When it comes to movie adaptions of books, the literary version usually trumps the screen version every time. This is often attributed to the fact a movie can only present so much in an allotted timeframe, whereas a book can present just about anything it wants. I often read the book prior to seeing the movie because this allows me to create my own images of each character, instead of picturing the actor/actress in each scene. DAWN OF THE DEAD is a unique scenario for me because I didn’t even realize a book version existed. Therefore, when I read it, I couldn’t help but picture the cast of the film in my head as each scene played out. But even so, the book is just as entertaining as the film, and I suggest fans of Romero’s celluloid classic snatch up a copy of this one as soon as possible.
If you are not familiar with DAWN OF THE DEAD, here is the plot synopsis courtesy of Gallery Books:
The novel of the classic horror film, with an introduction by Simon Pegg!
WHEN THERE IS NO MORE ROOM IN HELL, THE DEAD WILL WALK THE EARTH
George A. Romero terrified a generation with his iconic horror film and with this cult-classic novel. Immerse yourself in this unparalleled vision from the revered master of the zombie apocalypse…and be terrified all over again.
Zombies have overpowered the living and ravaged the world. Society has collapsed as humans race to save themselves. No one knows how far the creatures have spread, or how to stop them. In downtown Philadelphia, four people escape the chaos and find shelter in a vacated shopping mall. But as their greed spirals and the undead close in, their haven for waiting out the end of the world becomes the last battleground for survival. And there is nowhere left to hide…
I love how Simon Pegg was picked to write the introduction. SEAN OF THE DEAD is a hilarious horror-comedy, but it’s also a silent homage to the terrifying world Romero created. As such, Pegg makes the perfect person to set the foundation of the book.

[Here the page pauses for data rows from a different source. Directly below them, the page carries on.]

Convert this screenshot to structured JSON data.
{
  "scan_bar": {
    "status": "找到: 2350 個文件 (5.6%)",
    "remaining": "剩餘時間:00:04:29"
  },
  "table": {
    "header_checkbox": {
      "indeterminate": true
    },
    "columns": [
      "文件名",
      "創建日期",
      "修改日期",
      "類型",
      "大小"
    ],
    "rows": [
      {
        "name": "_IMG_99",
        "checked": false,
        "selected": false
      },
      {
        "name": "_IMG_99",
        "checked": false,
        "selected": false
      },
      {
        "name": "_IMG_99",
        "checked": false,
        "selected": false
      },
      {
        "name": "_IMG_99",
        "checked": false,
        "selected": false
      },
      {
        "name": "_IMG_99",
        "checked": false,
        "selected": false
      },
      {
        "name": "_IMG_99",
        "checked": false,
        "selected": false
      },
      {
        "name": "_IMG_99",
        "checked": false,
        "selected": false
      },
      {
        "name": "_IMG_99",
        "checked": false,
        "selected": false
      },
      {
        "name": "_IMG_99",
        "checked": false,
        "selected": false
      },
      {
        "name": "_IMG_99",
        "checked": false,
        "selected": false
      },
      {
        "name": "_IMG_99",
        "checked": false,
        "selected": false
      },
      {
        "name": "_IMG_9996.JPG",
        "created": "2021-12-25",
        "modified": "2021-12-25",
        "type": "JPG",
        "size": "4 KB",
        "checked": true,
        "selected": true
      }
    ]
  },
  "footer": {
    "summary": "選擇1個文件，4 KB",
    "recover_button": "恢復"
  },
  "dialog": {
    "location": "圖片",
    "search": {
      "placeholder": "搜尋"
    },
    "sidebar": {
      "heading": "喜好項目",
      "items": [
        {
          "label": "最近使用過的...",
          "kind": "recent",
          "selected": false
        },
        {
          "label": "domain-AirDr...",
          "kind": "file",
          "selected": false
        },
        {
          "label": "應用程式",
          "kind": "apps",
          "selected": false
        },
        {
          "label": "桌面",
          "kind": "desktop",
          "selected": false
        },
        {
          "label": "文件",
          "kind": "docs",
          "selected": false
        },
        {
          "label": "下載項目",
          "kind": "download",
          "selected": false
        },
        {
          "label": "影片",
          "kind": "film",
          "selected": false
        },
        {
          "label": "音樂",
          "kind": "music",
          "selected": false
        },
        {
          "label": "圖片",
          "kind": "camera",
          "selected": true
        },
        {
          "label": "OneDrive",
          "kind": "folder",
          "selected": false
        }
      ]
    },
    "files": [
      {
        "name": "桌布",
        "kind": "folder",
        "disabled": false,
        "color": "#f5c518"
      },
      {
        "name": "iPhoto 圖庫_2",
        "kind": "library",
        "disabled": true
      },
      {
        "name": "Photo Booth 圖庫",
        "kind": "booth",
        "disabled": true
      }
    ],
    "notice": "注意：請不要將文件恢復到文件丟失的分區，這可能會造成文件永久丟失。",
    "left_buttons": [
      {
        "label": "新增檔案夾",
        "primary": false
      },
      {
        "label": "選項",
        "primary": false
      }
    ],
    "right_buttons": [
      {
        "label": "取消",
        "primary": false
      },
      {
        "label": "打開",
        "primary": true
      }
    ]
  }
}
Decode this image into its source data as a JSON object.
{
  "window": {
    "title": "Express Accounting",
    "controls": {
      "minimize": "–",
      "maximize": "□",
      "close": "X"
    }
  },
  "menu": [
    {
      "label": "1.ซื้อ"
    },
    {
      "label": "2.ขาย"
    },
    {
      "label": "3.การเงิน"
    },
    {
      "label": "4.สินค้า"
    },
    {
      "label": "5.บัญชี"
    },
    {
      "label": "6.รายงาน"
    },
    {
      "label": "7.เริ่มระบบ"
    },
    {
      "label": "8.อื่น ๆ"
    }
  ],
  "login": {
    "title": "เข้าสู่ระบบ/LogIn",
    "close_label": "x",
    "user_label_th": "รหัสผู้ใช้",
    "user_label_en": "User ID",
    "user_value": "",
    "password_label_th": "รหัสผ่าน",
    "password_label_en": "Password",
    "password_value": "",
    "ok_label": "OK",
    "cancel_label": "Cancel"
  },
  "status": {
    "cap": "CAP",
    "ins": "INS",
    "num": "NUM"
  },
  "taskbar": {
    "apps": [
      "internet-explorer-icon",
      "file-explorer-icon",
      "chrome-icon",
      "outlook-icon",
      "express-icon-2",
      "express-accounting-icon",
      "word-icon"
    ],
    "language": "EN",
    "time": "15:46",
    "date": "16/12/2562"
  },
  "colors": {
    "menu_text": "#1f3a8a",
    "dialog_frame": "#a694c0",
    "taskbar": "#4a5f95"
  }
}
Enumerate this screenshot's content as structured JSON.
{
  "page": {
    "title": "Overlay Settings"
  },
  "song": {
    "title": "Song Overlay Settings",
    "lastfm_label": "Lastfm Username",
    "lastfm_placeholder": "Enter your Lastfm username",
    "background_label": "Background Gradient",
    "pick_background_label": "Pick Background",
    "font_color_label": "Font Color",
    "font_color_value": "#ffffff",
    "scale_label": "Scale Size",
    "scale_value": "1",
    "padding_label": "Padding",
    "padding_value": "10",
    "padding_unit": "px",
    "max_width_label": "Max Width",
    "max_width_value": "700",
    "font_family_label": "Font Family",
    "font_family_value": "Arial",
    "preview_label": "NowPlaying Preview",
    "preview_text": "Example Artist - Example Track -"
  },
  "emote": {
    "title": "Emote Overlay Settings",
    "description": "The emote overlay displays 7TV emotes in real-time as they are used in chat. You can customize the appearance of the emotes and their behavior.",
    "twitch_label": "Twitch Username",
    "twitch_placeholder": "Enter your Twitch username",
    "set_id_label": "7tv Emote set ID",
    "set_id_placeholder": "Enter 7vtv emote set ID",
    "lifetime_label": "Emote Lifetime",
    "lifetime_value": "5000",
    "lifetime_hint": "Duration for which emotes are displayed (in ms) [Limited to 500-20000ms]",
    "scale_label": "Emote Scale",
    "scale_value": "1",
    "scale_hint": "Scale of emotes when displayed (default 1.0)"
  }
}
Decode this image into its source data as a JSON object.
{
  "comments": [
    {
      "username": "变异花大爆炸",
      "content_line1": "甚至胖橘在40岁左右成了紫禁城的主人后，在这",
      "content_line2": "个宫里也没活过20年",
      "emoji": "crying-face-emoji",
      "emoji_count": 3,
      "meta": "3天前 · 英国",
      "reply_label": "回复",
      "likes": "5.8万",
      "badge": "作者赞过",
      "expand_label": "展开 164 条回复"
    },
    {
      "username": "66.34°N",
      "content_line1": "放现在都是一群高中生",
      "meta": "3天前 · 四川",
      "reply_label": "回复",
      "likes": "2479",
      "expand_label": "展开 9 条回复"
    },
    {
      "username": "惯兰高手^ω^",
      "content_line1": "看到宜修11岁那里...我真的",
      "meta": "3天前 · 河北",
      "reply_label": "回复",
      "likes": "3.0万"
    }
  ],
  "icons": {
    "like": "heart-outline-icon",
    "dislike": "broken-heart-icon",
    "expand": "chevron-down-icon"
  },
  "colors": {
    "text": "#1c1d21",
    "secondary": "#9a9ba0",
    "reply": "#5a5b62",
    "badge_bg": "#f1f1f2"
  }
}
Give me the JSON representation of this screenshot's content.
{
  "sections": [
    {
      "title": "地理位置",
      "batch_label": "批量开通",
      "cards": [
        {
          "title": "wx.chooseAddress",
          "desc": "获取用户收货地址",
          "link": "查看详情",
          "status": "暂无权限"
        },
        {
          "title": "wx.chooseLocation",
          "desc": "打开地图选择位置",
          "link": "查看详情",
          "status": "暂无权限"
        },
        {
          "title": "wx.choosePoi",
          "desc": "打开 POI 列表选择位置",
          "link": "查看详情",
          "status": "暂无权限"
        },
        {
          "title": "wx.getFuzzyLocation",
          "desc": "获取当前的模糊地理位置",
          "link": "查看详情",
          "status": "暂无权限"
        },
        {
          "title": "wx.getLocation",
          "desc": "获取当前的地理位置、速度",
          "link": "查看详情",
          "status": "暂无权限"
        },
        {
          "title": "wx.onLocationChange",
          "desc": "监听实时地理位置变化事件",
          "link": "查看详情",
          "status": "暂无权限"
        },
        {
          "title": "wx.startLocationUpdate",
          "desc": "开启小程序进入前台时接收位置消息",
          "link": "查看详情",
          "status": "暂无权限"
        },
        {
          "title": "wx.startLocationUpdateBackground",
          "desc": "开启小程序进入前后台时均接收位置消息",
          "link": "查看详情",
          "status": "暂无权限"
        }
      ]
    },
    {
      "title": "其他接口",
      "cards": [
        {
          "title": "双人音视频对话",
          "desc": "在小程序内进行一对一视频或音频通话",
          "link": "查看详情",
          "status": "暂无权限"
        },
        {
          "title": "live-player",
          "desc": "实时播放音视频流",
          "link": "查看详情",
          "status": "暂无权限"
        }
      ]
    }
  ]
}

DAWN OF THE DEAD is written well and flows nicely, just like its screen companion. The prose is not overdrawn or lengthy, but reads quickly instead, allowing the action and the intensity to mesh into the story. I like this attribute, as it makes the book a quick read and an adrenaline-fueled trip into terror.
The story is very much like the film, however we get much more backstory. I found some reviews from readers who did not like this aspect, saying it bogged the story down; I disagree. I think the deeper exposition gives us a broader picture of the characters as well as the plot. This grants a more fulfilling experience with the story.
DAWN OF THE DEAD is a definite literary win for me. I recommend it to fans of the film and anyone looking for an introduction into Romero’s dark world. The book is available now in a variety of formats, so give it a look.